• [Goal of the exercise]: Print out every entry that follows, exactly as written.

Dataset rows for apps and sites
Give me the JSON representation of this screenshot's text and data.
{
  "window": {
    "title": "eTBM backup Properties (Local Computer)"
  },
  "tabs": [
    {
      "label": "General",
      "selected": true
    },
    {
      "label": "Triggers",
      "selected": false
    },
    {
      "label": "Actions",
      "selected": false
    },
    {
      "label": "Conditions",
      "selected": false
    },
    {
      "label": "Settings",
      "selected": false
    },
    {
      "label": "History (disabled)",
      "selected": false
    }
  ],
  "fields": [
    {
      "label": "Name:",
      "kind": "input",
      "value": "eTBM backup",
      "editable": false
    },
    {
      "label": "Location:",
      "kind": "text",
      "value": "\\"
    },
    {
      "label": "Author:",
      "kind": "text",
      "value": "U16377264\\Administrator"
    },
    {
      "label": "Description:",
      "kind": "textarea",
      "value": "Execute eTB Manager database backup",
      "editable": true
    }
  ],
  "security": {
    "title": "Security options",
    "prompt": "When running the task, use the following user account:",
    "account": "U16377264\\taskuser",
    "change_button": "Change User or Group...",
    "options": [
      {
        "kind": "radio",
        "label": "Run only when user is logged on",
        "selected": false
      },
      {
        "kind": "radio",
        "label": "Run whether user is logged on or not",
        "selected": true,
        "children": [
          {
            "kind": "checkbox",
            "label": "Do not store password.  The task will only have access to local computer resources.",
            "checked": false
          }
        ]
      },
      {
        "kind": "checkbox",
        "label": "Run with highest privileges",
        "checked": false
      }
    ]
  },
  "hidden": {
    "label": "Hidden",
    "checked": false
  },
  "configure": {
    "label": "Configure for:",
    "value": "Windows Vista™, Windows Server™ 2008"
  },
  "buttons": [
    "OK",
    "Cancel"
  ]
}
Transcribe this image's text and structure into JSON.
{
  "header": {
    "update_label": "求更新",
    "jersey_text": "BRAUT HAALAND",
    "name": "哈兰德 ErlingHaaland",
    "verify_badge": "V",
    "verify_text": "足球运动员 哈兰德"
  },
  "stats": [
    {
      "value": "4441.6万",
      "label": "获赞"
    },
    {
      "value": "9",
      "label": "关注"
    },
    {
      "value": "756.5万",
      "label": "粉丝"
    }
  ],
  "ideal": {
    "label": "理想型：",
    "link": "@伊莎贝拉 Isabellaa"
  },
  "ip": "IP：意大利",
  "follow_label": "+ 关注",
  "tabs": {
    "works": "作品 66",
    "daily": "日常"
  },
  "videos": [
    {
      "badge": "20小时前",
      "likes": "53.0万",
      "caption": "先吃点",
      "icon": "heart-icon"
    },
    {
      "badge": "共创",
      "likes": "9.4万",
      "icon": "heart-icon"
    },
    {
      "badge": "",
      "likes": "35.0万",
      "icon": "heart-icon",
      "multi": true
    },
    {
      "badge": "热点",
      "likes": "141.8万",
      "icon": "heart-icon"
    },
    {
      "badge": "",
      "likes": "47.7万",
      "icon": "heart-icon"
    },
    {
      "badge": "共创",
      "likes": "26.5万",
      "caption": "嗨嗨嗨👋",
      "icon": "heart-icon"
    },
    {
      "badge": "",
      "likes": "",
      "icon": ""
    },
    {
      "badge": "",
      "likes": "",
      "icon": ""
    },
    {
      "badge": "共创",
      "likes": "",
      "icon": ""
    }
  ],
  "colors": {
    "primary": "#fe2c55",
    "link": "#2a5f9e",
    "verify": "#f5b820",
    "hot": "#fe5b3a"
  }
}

• [Answer box]:
Give me the JSON representation of this screenshot's text and data.
{
  "window": {
    "title": "eTBM backup Properties (Local Computer)"
  },
  "tabs": [
    {
      "label": "General",
      "selected": true
    },
    {
      "label": "Triggers",
      "selected": false
    },
    {
      "label": "Actions",
      "selected": false
    },
    {
      "label": "Conditions",
      "selected": false
    },
    {
      "label": "Settings",
      "selected": false
    },
    {
      "label": "History (disabled)",
      "selected": false
    }
  ],
  "fields": [
    {
      "label": "Name:",
      "kind": "input",
      "value": "eTBM backup",
      "editable": false
    },
    {
      "label": "Location:",
      "kind": "text",
      "value": "\\"
    },
    {
      "label": "Author:",
      "kind": "text",
      "value": "U16377264\\Administrator"
    },
    {
      "label": "Description:",
      "kind": "textarea",
      "value": "Execute eTB Manager database backup",
      "editable": true
    }
  ],
  "security": {
    "title": "Security options",
    "prompt": "When running the task, use the following user account:",
    "account": "U16377264\\taskuser",
    "change_button": "Change User or Group...",
    "options": [
      {
        "kind": "radio",
        "label": "Run only when user is logged on",
        "selected": false
      },
      {
        "kind": "radio",
        "label": "Run whether user is logged on or not",
        "selected": true,
        "children": [
          {
            "kind": "checkbox",
            "label": "Do not store password.  The task will only have access to local computer resources.",
            "checked": false
          }
        ]
      },
      {
        "kind": "checkbox",
        "label": "Run with highest privileges",
        "checked": false
      }
    ]
  },
  "hidden": {
    "label": "Hidden",
    "checked": false
  },
  "configure": {
    "label": "Configure for:",
    "value": "Windows Vista™, Windows Server™ 2008"
  },
  "buttons": [
    "OK",
    "Cancel"
  ]
}
Transcribe this image's text and structure into JSON.
{
  "header": {
    "update_label": "求更新",
    "jersey_text": "BRAUT HAALAND",
    "name": "哈兰德 ErlingHaaland",
    "verify_badge": "V",
    "verify_text": "足球运动员 哈兰德"
  },
  "stats": [
    {
      "value": "4441.6万",
      "label": "获赞"
    },
    {
      "value": "9",
      "label": "关注"
    },
    {
      "value": "756.5万",
      "label": "粉丝"
    }
  ],
  "ideal": {
    "label": "理想型：",
    "link": "@伊莎贝拉 Isabellaa"
  },
  "ip": "IP：意大利",
  "follow_label": "+ 关注",
  "tabs": {
    "works": "作品 66",
    "daily": "日常"
  },
  "videos": [
    {
      "badge": "20小时前",
      "likes": "53.0万",
      "caption": "先吃点",
      "icon": "heart-icon"
    },
    {
      "badge": "共创",
      "likes": "9.4万",
      "icon": "heart-icon"
    },
    {
      "badge": "",
      "likes": "35.0万",
      "icon": "heart-icon",
      "multi": true
    },
    {
      "badge": "热点",
      "likes": "141.8万",
      "icon": "heart-icon"
    },
    {
      "badge": "",
      "likes": "47.7万",
      "icon": "heart-icon"
    },
    {
      "badge": "共创",
      "likes": "26.5万",
      "caption": "嗨嗨嗨👋",
      "icon": "heart-icon"
    },
    {
      "badge": "",
      "likes": "",
      "icon": ""
    },
    {
      "badge": "",
      "likes": "",
      "icon": ""
    },
    {
      "badge": "共创",
      "likes": "",
      "icon": ""
    }
  ],
  "colors": {
    "primary": "#fe2c55",
    "link": "#2a5f9e",
    "verify": "#f5b820",
    "hot": "#fe5b3a"
  }
}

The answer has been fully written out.